Robin Lόpez was once like many of his peers growing up in Richmond and San Pablo, suffering from what he called a “misguided trajectory.”
But the 28-year-old De Anza High graduate has since become an award-winning community advocate and a research associate at Lawrence Berkeley National Lab — factors that greatly contributed to his being invited as a keynote speaker at tomorrow’s 8th Annual Summit on Children and Youth in Richmond.
The youth summit — a collaboration between the Richmond Community Foundation and the West Contra Costa Unified School District — is set to feature a college and career fair and resource village for students, teachers and parents. It runs from 11 a.m. to 7 p.m. Wednesday at Richmond Memorial Auditorium, 403 Civic Center Plaza.
The summit’s aim is to invite educators, community organizations and leaders, government and elected officials, businesses, and area foundations under one roof to develop innovative approaches to support the development of local youth.
Lόpez has emerged as a recent, shining example of that quest. Through resources, opportunities and mentorship — all of which will be offered at tomorrow’s summit — Lόpez‘s passion for STEM was sparked.
He may be the summit’s youngest speaker, but his experiences directly connect with those of local youth. The first in his large family to graduate from college, Lόpez said he was on the wrong path until the death of his best friend in 2010, which got him thinking about the lack of opportunities for young people in his community, many of whom had also gone through the common experience of losing friends to violence or other tragic incidents.
Lόpez says a strong family foundation and supportive cast of friends helped lead him down the right path. Opportunities are expanding for local youth, he adds, and he hopes if anything to impart on young people the importance of searching for and tapping those opportunities and mentors.
At Lawrence Berkeley National Lab, Lopez is currently working on projects for the U.S. Department of Energy, including studying how water resources are affected by climate change.
He is meanwhile pursuing a graduate degree in water resources engineering. Recently, he helped organize the March for Science in San Francisco, an effort that received coverage by KQED.
Lόpez got here after earning multiple degrees at Contra Costa College before later transferring and graduating from San Francisco State University.
He even finds time to mentor and teach 4th and 5th graders for the local non-profit, Metas.

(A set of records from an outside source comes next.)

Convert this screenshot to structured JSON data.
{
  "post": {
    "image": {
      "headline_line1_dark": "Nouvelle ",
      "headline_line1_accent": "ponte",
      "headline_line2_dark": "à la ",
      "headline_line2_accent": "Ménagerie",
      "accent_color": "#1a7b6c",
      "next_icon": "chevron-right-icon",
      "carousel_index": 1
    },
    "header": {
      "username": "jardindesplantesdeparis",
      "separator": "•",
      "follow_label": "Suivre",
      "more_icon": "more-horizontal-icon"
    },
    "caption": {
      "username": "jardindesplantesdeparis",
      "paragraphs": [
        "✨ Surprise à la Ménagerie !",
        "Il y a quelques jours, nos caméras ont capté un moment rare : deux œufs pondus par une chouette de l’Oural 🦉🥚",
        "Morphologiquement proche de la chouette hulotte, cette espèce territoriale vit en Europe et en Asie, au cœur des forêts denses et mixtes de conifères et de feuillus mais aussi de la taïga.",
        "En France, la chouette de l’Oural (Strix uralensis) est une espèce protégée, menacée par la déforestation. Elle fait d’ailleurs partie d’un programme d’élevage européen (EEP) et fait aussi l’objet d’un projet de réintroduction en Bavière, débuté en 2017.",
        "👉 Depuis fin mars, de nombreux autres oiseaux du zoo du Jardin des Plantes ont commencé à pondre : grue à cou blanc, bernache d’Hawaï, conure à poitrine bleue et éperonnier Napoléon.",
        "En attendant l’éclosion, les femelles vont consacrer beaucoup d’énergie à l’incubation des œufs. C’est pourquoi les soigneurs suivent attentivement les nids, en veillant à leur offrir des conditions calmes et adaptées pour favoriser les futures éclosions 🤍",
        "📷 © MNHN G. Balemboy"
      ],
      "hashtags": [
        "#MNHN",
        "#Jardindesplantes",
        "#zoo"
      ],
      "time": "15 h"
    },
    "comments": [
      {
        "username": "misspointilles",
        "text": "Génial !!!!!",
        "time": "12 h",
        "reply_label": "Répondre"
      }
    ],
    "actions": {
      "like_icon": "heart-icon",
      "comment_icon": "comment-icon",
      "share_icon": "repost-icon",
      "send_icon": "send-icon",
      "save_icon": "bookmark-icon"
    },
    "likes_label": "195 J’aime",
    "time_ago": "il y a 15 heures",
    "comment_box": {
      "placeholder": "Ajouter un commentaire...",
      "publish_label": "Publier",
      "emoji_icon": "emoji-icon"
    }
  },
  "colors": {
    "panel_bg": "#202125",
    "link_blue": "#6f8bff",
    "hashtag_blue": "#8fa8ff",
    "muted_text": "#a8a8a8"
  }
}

His hard-work and passion for community service has resulted in a number of high-profile awards, including the Kennedy-King Memorial Scholarship Fund award and the White House Presidential Service Award.
He may be the first Richmond native be awarded the National Science Foundation Fellowship.
“And I won’t be the last,” he says confidently.
Although he doubted himself many times, loved ones and mentors “reminded me that I had potential and much to offer the world,” Lopez said.
That appears to be the difference, as the Richmond area is “full of untapped potential,” he said.
“I am one just example of what engagement and mentorship can produce,” he said. “I can provide countless stories and examples of many others who I feel are more deserving of me. Unfortunately, at a young age they were discouraged from pursuing their interests. This summit will be a platform for me to remind our youth to maintain resiliency and push the boundaries we’re falsely confined to.”
For a schedule of events and more information about keynote speakers, workshops and other offerings at the annual summit, visit here.